- Task instructions: Keep the images out while you retype all of the data exactly.

- Extracted entries:
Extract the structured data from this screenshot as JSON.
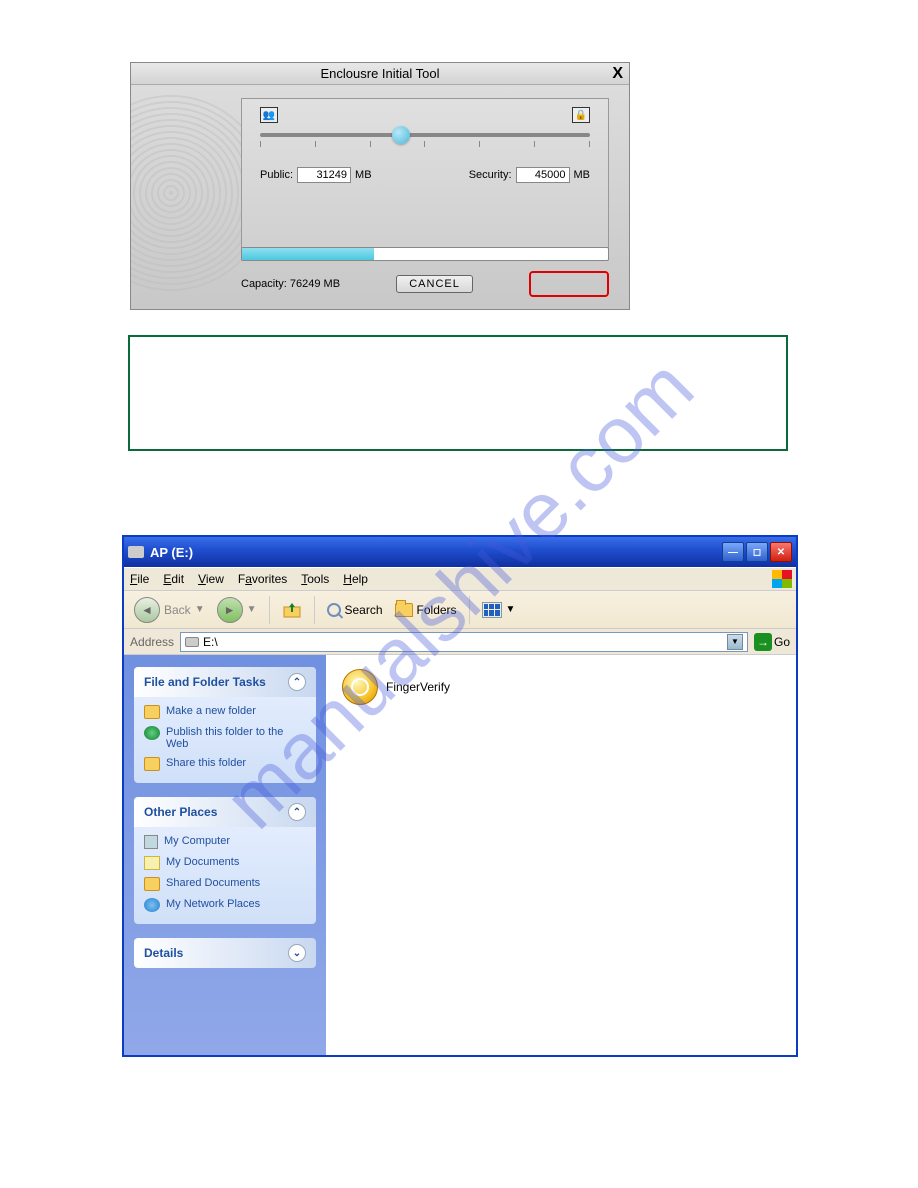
{
  "watermark": "manualshive.com",
  "tool": {
    "title": "Enclousre Initial Tool",
    "public_label": "Public:",
    "public_value": "31249",
    "public_unit": "MB",
    "security_label": "Security:",
    "security_value": "45000",
    "security_unit": "MB",
    "capacity_label": "Capacity: 76249 MB",
    "cancel": "CANCEL"
  },
  "explorer": {
    "title": "AP (E:)",
    "menu": {
      "file": "File",
      "edit": "Edit",
      "view": "View",
      "favorites": "Favorites",
      "tools": "Tools",
      "help": "Help"
    },
    "toolbar": {
      "back": "Back",
      "search": "Search",
      "folders": "Folders"
    },
    "address_label": "Address",
    "address_value": "E:\\",
    "go": "Go",
    "sidebar": {
      "tasks_header": "File and Folder Tasks",
      "tasks": {
        "new_folder": "Make a new folder",
        "publish": "Publish this folder to the Web",
        "share": "Share this folder"
      },
      "places_header": "Other Places",
      "places": {
        "my_computer": "My Computer",
        "my_documents": "My Documents",
        "shared_documents": "Shared Documents",
        "network_places": "My Network Places"
      },
      "details_header": "Details"
    },
    "file": "FingerVerify"
  }
}
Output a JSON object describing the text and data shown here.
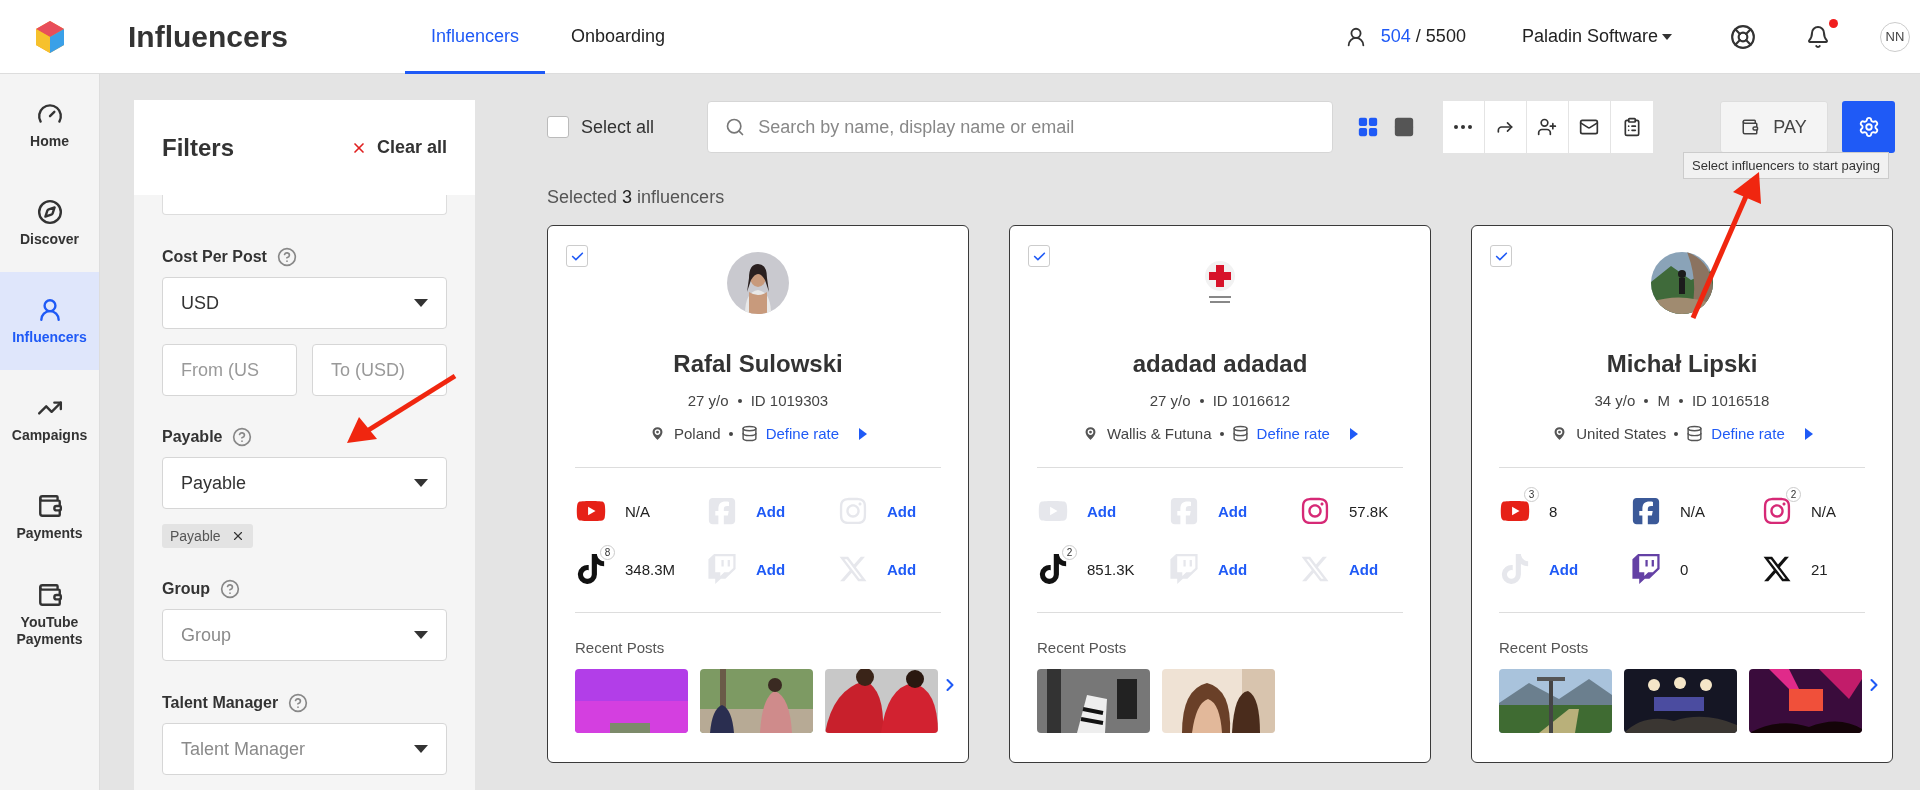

- The completed task:
Extract the structured data from this screenshot as JSON.
{
  "watermark": "manualshive.com",
  "tool": {
    "title": "Enclousre Initial Tool",
    "public_label": "Public:",
    "public_value": "31249",
    "public_unit": "MB",
    "security_label": "Security:",
    "security_value": "45000",
    "security_unit": "MB",
    "capacity_label": "Capacity: 76249 MB",
    "cancel": "CANCEL"
  },
  "explorer": {
    "title": "AP (E:)",
    "menu": {
      "file": "File",
      "edit": "Edit",
      "view": "View",
      "favorites": "Favorites",
      "tools": "Tools",
      "help": "Help"
    },
    "toolbar": {
      "back": "Back",
      "search": "Search",
      "folders": "Folders"
    },
    "address_label": "Address",
    "address_value": "E:\\",
    "go": "Go",
    "sidebar": {
      "tasks_header": "File and Folder Tasks",
      "tasks": {
        "new_folder": "Make a new folder",
        "publish": "Publish this folder to the Web",
        "share": "Share this folder"
      },
      "places_header": "Other Places",
      "places": {
        "my_computer": "My Computer",
        "my_documents": "My Documents",
        "shared_documents": "Shared Documents",
        "network_places": "My Network Places"
      },
      "details_header": "Details"
    },
    "file": "FingerVerify"
  }
}
Output a JSON object describing the text and data shown here.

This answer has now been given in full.